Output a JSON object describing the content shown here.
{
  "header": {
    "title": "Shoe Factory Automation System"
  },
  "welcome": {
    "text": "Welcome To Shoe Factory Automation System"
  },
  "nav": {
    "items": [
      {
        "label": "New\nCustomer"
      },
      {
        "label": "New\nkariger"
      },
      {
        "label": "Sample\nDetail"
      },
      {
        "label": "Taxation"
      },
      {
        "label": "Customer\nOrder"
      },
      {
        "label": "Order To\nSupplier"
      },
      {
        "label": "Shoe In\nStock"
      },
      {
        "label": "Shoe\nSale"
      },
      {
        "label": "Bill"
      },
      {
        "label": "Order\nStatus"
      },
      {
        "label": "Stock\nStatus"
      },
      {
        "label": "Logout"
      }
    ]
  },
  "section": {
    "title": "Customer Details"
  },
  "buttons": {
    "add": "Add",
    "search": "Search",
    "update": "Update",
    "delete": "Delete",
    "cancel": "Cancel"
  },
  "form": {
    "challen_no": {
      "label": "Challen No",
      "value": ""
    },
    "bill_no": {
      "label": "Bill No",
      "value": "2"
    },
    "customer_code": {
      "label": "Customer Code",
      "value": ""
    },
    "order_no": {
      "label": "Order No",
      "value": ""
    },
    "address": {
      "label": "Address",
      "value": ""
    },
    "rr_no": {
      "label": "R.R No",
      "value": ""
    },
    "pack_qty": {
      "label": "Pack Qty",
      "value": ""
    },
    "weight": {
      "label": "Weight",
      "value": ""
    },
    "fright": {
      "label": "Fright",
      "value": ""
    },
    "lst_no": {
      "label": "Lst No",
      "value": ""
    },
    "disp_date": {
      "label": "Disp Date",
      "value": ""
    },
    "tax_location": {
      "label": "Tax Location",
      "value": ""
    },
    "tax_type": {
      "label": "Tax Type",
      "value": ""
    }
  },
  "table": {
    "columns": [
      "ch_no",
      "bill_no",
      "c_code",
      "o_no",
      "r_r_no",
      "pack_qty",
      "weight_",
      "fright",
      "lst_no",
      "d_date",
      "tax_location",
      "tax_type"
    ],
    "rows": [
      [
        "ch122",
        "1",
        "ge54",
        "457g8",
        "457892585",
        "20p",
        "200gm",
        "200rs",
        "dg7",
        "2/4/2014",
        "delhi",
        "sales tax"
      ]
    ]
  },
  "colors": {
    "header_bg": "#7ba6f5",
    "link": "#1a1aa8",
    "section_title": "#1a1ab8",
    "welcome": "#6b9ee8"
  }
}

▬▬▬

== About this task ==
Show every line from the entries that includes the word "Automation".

== Solution to this exercise ==
    "title": "Shoe Factory Automation System"
    "text": "Welcome To Shoe Factory Automation System"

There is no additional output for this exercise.